it works on my machine! That’ll be their biggest selling point. It will also be their biggest lie.
At PipelineDeals, we have a growing number of
satellite apps—we still have one main monolithic Rails app (which we’ve started calling
p.core), but ever so slowly, we have ported bits & pieces of functionality out to smaller, separate apps. These apps communicate with p.core and each other in a couple of ways:
Essentially, our main Rails app (p.core) broadcasts events that happen in the system to any satellite app that pays attention. So, for instance, if a person’s email address was updated, we would send a pubsub message like
person:updated:123456 and the payload would include information about the attributes that changed.
Conversely, when a satellite app needs to make a change to a model in p.core, the satellite app will use our public api to write changes.
When using our own APIs, we’ve grown into a pattern for wrapping them with Ruby classes that feels very clean and predictable to us.
We on the PipelineDeals engineering team feel proud of the work we do! But you wouldn’t know it by looking at the previous (lack of) content on this blog. We aim to change that.
So why the name change? Reason 1: our previous WebTwoPointOh-style name for it,
PipelineDeals DevBlog, makes us want to take a nap. Reason 2: software engineering has a lot in common with plumbing (an idea I stole from @ngzax, who probably stole it from somewhere else).
At PipelineDeals, we deploy code frequently, usually 2-3x per week, and sometimes even more often. As all web application developers know, deploying is sort of a nervous process. I mean, sure, 99.99% of the time, everything will go perfectly smooth. All your tests pass, your deploy to staging went perfectly, all the tickets have been verified. There is no reason to fear hitting the button. And, the vast majority of the time, this is true.
But all web application developers also know that sometimes, there is a snag. Sometimes the fates are against you, and for whatever reason, something goes bust. Perhaps you have a series of sequenced events that must occur to deploy, and one of the events silently failed because the volume that /tmp is mounted on temporarily had a 100% full disk. Perhaps that upload of the new assets to S3 did not work. Perhaps you did not deploy to ALL the servers you needed to deploy to.
And then, the worst happens. For a short period while you are scrambling to revert, your customers see your mistake. They start questioning the reliability of your system.
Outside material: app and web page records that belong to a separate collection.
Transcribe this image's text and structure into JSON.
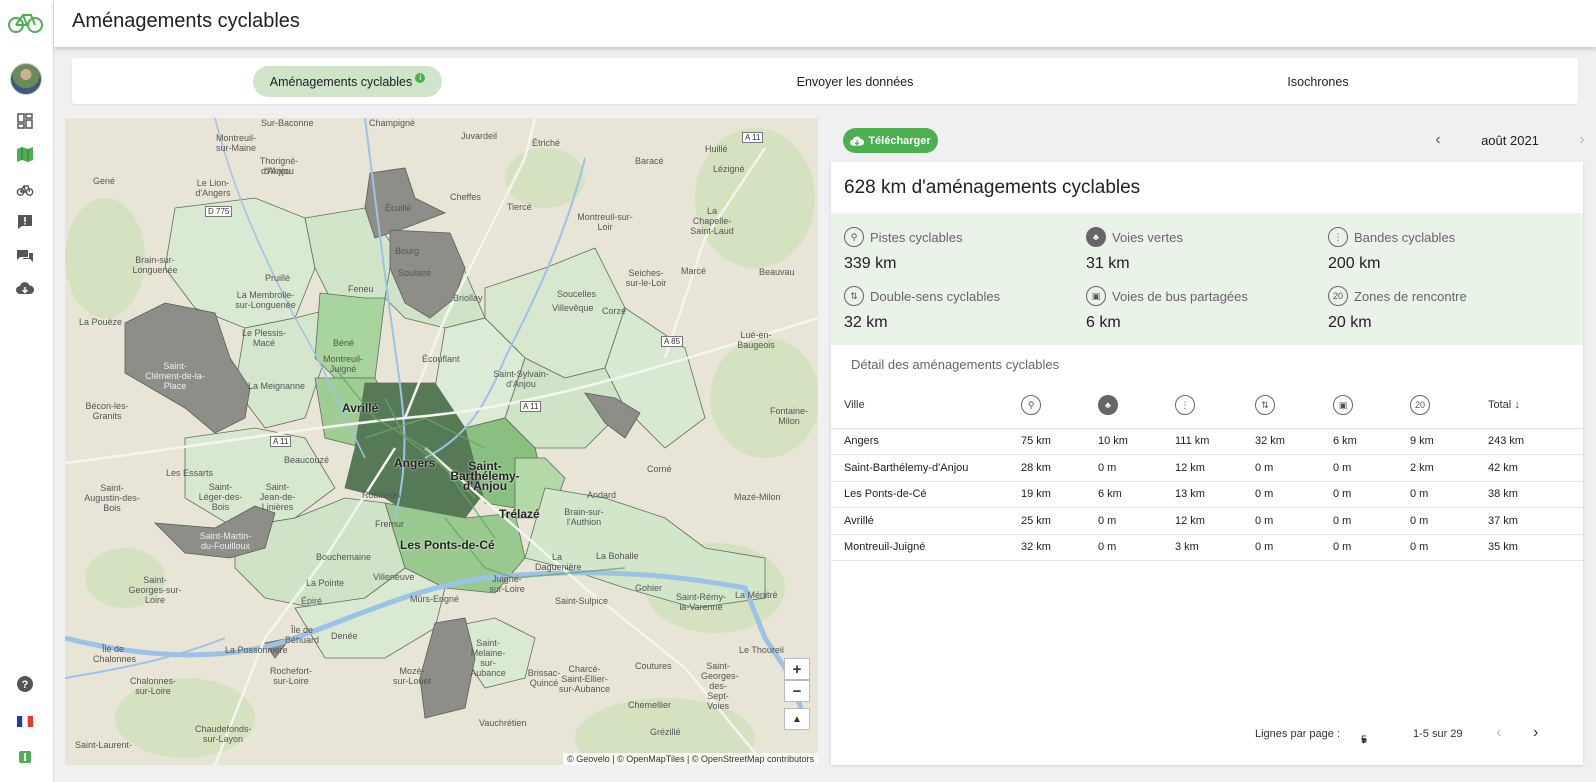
{
  "app": {
    "title": "Aménagements cyclables",
    "logo_icon": "bicycle-logo-icon",
    "accent_color": "#4caf50"
  },
  "sidebar": {
    "items": [
      {
        "name": "dashboard-icon"
      },
      {
        "name": "map-icon"
      },
      {
        "name": "bicycle-icon"
      },
      {
        "name": "report-icon"
      },
      {
        "name": "chat-icon"
      },
      {
        "name": "cloud-download-icon"
      }
    ],
    "bottom": [
      {
        "name": "help-icon"
      },
      {
        "name": "french-flag-icon"
      },
      {
        "name": "app-badge-icon"
      }
    ]
  },
  "tabs": [
    {
      "label": "Aménagements cyclables",
      "active": true
    },
    {
      "label": "Envoyer les données",
      "active": false
    },
    {
      "label": "Isochrones",
      "active": false
    }
  ],
  "map": {
    "city_labels": {
      "angers": "Angers",
      "avrille": "Avrillé",
      "saint_barthelemy": "Saint-Barthélemy-d'Anjou",
      "trelaze": "Trélazé",
      "les_ponts": "Les Ponts-de-Cé"
    },
    "place_labels": [
      "Écuillé",
      "Bourg",
      "Soulaire",
      "Feneu",
      "Cheffes",
      "Tiercé",
      "Briollay",
      "Soucelles",
      "Villevêque",
      "Corzé",
      "Montreuil-sur-Loir",
      "Seiches-sur-le-Loir",
      "Marcé",
      "Beauvau",
      "Lué-en-Baugeois",
      "Béné",
      "Montreuil-Juigné",
      "Écouflant",
      "Saint-Sylvain-d'Anjou",
      "La Membrolle-sur-Longuenée",
      "Le Plessis-Macé",
      "La Meignanne",
      "Saint-Clément-de-la-Place",
      "Bécon-les-Granits",
      "Beaucouzé",
      "Les Essarts",
      "Saint-Léger-des-Bois",
      "Saint-Jean-de-Linières",
      "Saint-Augustin-des-Bois",
      "Saint-Martin-du-Fouilloux",
      "Bouchemaine",
      "Fremur",
      "Robinson",
      "Andard",
      "Brain-sur-l'Authion",
      "Corné",
      "Mazé-Milon",
      "La Daguenière",
      "La Bohalle",
      "Juigné-sur-Loire",
      "Mûrs-Erigné",
      "Saint-Sulpice",
      "Gohier",
      "Saint-Rémy-la-Varenne",
      "La Ménitré",
      "Saint-Melaine-sur-Aubance",
      "Brissac-Quincé",
      "Charcé-Saint-Ellier-sur-Aubance",
      "Coutures",
      "Saint-Georges-des-Sept-Voies",
      "Le Thoureil",
      "Chemellier",
      "Grézillé",
      "Vauchrétien",
      "Mozé-sur-Louet",
      "Rochefort-sur-Loire",
      "La Possonnière",
      "Denée",
      "Île de Béhuard",
      "Villeneuve",
      "La Pointe",
      "Épiré",
      "Saint-Georges-sur-Loire",
      "Chalonnes-sur-Loire",
      "Chaudefonds-sur-Layon",
      "Saint-Laurent-",
      "Île de Chalonnes",
      "Pruillé",
      "Brain-sur-Longuenée",
      "La Pouëze",
      "Gené",
      "Le Lion-d'Angers",
      "Montreuil-sur-Maine",
      "Thorigné-d'Anjou",
      "Juvardeil",
      "Étriché",
      "Champigné",
      "Baracé",
      "Huillé",
      "Lézigné",
      "La Chapelle-Saint-Laud",
      "Fontaine-Milon",
      "Sur-Baconne",
      "d'Anjou"
    ],
    "road_labels": [
      "A 11",
      "D 775",
      "A 85",
      "A 11",
      "A 11"
    ],
    "attribution": "© Geovelo | © OpenMapTiles | © OpenStreetMap contributors",
    "zoom_in": "+",
    "zoom_out": "−",
    "north": "▲"
  },
  "toolbar": {
    "download_label": "Télécharger",
    "month": "août 2021"
  },
  "summary": {
    "heading": "628 km d'aménagements cyclables",
    "stats": [
      {
        "icon": "bike-path-icon",
        "label": "Pistes cyclables",
        "value": "339 km"
      },
      {
        "icon": "tree-icon",
        "label": "Voies vertes",
        "value": "31 km"
      },
      {
        "icon": "bike-lane-icon",
        "label": "Bandes cyclables",
        "value": "200 km"
      },
      {
        "icon": "contraflow-icon",
        "label": "Double-sens cyclables",
        "value": "32 km"
      },
      {
        "icon": "bus-icon",
        "label": "Voies de bus partagées",
        "value": "6 km"
      },
      {
        "icon": "zone-20-icon",
        "label": "Zones de rencontre",
        "value": "20 km"
      }
    ]
  },
  "table": {
    "subheading": "Détail des aménagements cyclables",
    "columns": [
      "Ville",
      "",
      "",
      "",
      "",
      "",
      "",
      "Total"
    ],
    "rows": [
      [
        "Angers",
        "75 km",
        "10 km",
        "111 km",
        "32 km",
        "6 km",
        "9 km",
        "243 km"
      ],
      [
        "Saint-Barthélemy-d'Anjou",
        "28 km",
        "0 m",
        "12 km",
        "0 m",
        "0 m",
        "2 km",
        "42 km"
      ],
      [
        "Les Ponts-de-Cé",
        "19 km",
        "6 km",
        "13 km",
        "0 m",
        "0 m",
        "0 m",
        "38 km"
      ],
      [
        "Avrillé",
        "25 km",
        "0 m",
        "12 km",
        "0 m",
        "0 m",
        "0 m",
        "37 km"
      ],
      [
        "Montreuil-Juigné",
        "32 km",
        "0 m",
        "3 km",
        "0 m",
        "0 m",
        "0 m",
        "35 km"
      ]
    ],
    "rows_per_page_label": "Lignes par page :",
    "rows_per_page": "5",
    "range": "1-5 sur 29"
  }
}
Your mistake (and it is yours, even if some bug in some server caused the problem) is clearly visible to your customers, your bosses, and your peers.
PipelineDeals is hosted on Amazon’s AWS cloud platform, and has been since 2007. During these years we have been exposed to two separate mass outages, all of which affected their US-EAST availability zone.
Compared to other AWS availability zones, US-EAST center is their busiest, has the cheapest hourly server rates, and (happens to be) the most prone to massive outages.
Given that the majority of our customer base happens to be closer to the east coast, we keep our servers hosted in US-EAST. What this means, however, is that we must be prepared to jump ship to another availibility zone with as little downtime as possible.
The developers at PipelineDeals are happy to announce a new version of our API. V3 introduces many changes, including the following:
We ended up hooking into
window.onerror, which we define right
after we add jQuery, right at the top of the page.
In March, Twitter unveiled “Kiji”, an effort to significantly reduce the impact of running the garbage collector in the Ruby Enterprise Edition (REE) runtime. Many have criticized their effort because it focused on the older 1.8.7 instead of the newer 1.9.x version of ruby. But for older, larger apps that still run Rails 2.x or need ruby 1.8, Kiji may be worth exploring.
MRI relies on a single heap that basically resembles a slab allocator. New slabs are created via malloc() and carved up into a fixed 40-byte slot. Each slot can hold a variety of ruby objects. When a slab becomes full, GC is invoked to clean things up by looking for non-reachable objects. If the slab is still full after GC, then a new slab is allocated.